■ Your goal
The exercise asks you to copy every line below in which "Impact" appears.

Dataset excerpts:
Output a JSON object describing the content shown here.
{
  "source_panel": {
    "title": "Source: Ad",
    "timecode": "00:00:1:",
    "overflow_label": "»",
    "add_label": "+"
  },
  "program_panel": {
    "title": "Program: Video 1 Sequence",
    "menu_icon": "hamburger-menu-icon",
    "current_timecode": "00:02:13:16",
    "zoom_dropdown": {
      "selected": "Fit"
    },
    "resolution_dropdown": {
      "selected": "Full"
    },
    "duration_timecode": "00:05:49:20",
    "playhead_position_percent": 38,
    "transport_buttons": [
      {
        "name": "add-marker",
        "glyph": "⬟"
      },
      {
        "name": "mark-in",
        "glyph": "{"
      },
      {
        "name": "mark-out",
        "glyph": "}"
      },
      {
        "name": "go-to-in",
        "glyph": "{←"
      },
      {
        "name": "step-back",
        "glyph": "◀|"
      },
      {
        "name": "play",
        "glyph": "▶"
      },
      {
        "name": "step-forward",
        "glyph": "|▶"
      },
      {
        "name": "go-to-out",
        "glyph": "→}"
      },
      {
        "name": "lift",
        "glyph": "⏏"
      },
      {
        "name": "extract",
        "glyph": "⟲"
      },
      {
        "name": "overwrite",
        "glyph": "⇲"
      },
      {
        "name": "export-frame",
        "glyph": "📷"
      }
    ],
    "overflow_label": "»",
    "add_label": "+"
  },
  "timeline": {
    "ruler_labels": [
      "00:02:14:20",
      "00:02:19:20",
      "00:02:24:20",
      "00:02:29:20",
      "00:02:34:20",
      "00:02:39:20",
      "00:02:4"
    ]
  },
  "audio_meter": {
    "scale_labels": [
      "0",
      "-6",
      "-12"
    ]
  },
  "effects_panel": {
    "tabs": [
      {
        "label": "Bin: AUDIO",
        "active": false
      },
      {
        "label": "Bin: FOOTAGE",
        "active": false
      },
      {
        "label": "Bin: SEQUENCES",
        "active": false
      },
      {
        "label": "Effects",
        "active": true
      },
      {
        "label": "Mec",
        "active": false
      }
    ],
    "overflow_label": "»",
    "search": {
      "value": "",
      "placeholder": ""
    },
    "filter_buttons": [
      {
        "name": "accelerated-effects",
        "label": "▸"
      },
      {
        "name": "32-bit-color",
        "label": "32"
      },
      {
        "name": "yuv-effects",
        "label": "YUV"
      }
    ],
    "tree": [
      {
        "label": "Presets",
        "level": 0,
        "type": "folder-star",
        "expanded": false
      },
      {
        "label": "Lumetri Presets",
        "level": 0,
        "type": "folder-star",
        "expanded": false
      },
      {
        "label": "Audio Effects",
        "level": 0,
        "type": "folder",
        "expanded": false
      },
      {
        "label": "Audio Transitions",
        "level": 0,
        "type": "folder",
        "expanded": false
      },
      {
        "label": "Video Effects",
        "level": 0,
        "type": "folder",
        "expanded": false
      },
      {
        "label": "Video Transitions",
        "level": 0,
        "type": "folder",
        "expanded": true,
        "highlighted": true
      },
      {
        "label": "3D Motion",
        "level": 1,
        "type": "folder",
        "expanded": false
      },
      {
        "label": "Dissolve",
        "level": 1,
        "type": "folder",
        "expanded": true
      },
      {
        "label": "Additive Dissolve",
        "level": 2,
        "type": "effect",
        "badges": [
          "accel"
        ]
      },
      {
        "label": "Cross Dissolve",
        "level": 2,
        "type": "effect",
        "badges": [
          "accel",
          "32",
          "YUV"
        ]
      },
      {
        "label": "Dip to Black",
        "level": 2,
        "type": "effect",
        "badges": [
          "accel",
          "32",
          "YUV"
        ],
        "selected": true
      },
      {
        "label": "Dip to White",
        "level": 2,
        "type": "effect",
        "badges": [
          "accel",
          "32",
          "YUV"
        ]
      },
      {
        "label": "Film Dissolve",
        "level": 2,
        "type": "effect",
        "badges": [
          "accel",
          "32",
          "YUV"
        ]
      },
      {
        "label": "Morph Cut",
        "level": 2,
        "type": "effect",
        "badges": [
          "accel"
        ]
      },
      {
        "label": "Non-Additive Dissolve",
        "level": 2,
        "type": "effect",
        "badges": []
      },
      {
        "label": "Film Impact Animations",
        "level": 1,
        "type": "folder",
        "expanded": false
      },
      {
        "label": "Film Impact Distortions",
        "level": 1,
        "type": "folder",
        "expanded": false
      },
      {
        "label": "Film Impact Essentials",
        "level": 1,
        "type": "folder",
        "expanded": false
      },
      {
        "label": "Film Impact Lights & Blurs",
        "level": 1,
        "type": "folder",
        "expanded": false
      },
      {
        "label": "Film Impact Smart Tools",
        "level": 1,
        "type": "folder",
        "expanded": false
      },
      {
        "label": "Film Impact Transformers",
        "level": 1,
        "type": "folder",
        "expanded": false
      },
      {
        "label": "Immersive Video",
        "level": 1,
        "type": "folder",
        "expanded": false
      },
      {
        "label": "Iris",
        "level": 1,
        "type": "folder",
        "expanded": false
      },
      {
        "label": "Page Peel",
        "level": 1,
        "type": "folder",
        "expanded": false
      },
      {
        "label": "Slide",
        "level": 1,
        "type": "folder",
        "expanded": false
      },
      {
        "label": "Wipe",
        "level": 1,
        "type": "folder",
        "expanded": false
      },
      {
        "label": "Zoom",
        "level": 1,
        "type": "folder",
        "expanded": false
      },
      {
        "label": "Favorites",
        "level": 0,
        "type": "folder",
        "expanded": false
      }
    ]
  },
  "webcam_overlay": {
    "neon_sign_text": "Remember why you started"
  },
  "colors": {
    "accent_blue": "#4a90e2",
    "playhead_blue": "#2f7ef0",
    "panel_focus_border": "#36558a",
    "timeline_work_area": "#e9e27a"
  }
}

■ Reply
        "label": "Film Impact Animations",
        "label": "Film Impact Distortions",
        "label": "Film Impact Essentials",
        "label": "Film Impact Lights & Blurs",
        "label": "Film Impact Smart Tools",
        "label": "Film Impact Transformers",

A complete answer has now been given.